In Commonwealth v. Johnston, 438 Pa. 485, 489, 263 A.2d 376, 379 (1970), we recently reiterated what a defendant must establish in order to successfully invoke the defense of self-defense. At page 489, we pertinently stated: "The following conditions must be satisfied before one can successfully invoke the defense of self-defense: 17 P.L.E. Homicide § 45, 46; 40 C.J.S. Homicide § 114. (1) The slayer must have been free from fault in provoking or continuing the difficulty which resulted in the killing: Commonwealth v. Minoff, 363 Pa. 287, 69 A.2d 145 (1949). (2) The slayer must have reasonably believed that he was in imminent danger of death, great bodily harm, or some felony, and that there was a necessity to kill in order to save himself therefrom: Commonwealth v. Collazo, 407 Pa. 494, 180 A.2d 903 (1962); Commonwealth v. Miller, 313 Pa. 567, 170 A. 128 (1934); Commonwealth v. Russogulo, 263 Pa. 93, 106 A. 180 (1919). (3) The slayer must not have violated any duty to retreat or avoid the danger: Commonwealth v. Collazo, supra; Commonwealth v. Johnson, 213 Pa. 432, 62 A. 1064 (1906); Commonwealth v. Breyessee, supra."

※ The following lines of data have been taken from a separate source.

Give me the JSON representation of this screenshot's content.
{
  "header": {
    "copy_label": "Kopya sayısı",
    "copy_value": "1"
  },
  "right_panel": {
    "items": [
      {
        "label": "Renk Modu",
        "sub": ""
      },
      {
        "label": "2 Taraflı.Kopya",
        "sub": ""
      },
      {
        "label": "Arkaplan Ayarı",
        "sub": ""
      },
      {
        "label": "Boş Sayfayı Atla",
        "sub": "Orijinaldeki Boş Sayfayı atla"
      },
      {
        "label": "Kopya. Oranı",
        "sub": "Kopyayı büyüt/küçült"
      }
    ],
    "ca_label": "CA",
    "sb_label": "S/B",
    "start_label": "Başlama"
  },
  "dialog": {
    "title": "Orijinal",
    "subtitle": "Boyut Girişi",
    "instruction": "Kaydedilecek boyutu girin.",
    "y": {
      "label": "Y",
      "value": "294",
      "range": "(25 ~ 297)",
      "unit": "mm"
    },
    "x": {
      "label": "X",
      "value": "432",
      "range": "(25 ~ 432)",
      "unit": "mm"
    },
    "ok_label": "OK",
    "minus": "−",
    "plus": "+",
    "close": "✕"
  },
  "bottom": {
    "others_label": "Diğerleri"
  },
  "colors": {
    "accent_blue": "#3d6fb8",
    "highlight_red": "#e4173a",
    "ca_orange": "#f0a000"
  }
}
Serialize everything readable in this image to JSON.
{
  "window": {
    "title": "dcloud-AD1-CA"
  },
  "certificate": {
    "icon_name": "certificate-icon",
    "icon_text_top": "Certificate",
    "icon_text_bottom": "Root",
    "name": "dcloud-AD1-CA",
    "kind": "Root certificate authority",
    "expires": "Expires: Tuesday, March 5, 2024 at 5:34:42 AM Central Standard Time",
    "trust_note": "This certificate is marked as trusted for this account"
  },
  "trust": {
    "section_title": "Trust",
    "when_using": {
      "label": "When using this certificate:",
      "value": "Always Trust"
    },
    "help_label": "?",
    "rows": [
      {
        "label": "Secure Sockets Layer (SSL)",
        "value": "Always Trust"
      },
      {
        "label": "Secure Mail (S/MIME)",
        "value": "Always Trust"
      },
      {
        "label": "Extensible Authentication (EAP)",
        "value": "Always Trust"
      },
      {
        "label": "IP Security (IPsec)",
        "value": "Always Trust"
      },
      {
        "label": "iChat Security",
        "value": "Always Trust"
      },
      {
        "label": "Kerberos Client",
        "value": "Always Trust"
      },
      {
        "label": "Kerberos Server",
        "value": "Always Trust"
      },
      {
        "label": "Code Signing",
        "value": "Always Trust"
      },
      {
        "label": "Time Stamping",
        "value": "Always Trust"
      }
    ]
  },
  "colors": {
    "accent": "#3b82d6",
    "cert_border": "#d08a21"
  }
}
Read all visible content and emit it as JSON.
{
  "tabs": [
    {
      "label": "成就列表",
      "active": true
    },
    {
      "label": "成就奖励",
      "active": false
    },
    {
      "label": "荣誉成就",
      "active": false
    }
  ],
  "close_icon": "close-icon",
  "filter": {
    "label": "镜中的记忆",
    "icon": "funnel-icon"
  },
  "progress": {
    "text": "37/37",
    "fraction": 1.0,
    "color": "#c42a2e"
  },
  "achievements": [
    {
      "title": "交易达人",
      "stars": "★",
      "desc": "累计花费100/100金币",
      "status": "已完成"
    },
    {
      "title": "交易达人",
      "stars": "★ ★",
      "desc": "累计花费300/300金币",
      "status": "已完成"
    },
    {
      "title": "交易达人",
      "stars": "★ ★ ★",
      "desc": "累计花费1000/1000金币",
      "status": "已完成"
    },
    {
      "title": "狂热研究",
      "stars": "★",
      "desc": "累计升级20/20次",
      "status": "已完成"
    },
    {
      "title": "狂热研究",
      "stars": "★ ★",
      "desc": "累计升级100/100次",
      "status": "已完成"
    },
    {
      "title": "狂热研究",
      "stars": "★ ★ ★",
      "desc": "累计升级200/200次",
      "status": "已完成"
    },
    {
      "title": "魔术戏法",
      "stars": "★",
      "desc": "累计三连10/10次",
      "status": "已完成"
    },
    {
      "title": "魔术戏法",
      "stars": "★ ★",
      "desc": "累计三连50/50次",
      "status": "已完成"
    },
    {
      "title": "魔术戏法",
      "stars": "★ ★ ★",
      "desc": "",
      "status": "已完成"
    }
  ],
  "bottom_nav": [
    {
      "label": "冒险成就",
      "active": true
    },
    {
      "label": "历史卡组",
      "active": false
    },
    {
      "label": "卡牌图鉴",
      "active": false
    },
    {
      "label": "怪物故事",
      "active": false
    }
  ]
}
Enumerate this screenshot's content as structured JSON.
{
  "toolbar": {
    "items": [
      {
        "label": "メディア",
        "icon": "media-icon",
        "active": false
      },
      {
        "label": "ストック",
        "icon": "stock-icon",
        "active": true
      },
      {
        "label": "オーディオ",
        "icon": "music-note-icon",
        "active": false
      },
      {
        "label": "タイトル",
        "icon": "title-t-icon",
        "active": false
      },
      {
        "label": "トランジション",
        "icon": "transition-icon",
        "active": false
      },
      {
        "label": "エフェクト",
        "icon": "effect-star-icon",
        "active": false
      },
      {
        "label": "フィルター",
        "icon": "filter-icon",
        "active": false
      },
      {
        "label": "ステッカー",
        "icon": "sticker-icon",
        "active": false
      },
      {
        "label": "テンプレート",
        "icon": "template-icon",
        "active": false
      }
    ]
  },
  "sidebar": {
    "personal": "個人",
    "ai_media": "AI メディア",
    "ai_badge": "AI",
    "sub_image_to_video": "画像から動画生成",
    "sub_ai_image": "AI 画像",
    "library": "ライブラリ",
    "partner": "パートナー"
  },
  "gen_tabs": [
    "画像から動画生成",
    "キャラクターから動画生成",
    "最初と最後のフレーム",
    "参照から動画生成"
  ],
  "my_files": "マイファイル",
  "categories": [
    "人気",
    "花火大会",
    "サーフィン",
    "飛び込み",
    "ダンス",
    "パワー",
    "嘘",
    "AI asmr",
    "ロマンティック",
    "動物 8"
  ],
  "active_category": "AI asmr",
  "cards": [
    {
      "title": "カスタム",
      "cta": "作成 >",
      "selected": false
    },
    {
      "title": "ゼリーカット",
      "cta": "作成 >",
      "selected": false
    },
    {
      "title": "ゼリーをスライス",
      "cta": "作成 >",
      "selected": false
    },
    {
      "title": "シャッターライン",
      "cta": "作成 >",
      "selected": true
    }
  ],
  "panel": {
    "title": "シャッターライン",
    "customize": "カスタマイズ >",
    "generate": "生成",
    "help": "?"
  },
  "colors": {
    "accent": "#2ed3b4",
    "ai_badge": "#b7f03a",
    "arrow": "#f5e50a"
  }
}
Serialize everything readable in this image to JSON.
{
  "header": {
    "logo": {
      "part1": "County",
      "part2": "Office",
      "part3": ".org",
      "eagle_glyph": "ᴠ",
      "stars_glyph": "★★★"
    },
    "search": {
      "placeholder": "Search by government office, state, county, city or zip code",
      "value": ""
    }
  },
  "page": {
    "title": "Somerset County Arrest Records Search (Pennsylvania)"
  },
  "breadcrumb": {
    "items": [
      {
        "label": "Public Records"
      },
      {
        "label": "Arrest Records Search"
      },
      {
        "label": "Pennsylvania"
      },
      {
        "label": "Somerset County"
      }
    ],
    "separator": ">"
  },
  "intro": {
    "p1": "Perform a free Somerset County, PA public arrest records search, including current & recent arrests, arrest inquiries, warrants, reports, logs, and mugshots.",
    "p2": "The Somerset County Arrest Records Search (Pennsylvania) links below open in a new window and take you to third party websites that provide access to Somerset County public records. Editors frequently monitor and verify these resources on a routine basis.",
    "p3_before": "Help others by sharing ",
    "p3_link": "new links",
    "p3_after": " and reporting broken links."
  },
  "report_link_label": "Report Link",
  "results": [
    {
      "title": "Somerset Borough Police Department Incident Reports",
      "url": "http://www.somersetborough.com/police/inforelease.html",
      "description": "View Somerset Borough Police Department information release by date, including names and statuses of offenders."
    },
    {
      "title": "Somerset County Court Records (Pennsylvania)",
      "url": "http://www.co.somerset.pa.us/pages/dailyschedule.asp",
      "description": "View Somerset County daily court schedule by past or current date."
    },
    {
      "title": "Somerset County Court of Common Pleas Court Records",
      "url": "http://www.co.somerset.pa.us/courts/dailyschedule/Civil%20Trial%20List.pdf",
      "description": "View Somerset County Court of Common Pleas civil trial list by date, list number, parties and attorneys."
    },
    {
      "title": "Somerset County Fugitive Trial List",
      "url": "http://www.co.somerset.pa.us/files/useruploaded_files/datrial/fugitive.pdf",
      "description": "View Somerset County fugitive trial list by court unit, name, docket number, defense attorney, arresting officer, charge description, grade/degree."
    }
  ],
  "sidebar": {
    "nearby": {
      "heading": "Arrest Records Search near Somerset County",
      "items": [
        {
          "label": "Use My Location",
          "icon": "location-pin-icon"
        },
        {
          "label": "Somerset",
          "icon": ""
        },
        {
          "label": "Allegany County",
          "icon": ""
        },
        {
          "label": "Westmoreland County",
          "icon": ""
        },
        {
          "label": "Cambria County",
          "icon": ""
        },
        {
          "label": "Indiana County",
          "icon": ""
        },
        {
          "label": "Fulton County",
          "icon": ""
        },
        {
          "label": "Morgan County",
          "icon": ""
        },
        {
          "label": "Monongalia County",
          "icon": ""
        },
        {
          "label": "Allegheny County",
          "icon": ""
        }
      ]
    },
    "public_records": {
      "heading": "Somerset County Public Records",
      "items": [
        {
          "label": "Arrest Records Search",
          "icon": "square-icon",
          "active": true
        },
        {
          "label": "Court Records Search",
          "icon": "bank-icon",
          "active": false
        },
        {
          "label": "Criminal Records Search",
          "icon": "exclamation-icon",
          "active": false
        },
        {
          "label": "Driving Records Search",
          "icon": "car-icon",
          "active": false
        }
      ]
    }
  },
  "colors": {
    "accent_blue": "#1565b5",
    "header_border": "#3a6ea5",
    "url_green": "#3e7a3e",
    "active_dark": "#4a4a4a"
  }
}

Assuming that every word of Roundtree's testimony was true, it is clear that it did not, indeed, could not establish a viable defense of self-defense. Hence, his explanation of the fatal occurrence did not contravene his plea or raise a question of his innocence.
As a corollary to the issue just discussed, it is argued that in view of Roundtree's testimony, the court erred in not determining the degree of guilt to be voluntary manslaughter. Before the degree of guilt could be adjudicated, the true facts had to be found and in so doing, the court had not only the right, but the duty to weigh and consider all of the testimony, that of the Commonwealth as well as the defendant. And when the entire testimony is read in a light most favorable to the Commonwealth, as it must be, it is clear that an adjudication of guilt of murder in the second degree was warranted.
We return now to Roundtree's first contention, i.e., that he didn't fully understand the meaning of his guilty plea. As to this, the burden of proof was upon him, and the court below did not err in concluding that this burden was not met, especially so in view of the testimony of Roundtree's trial counsel at the "PCHA" hearing, which completely refuted his claim in this respect.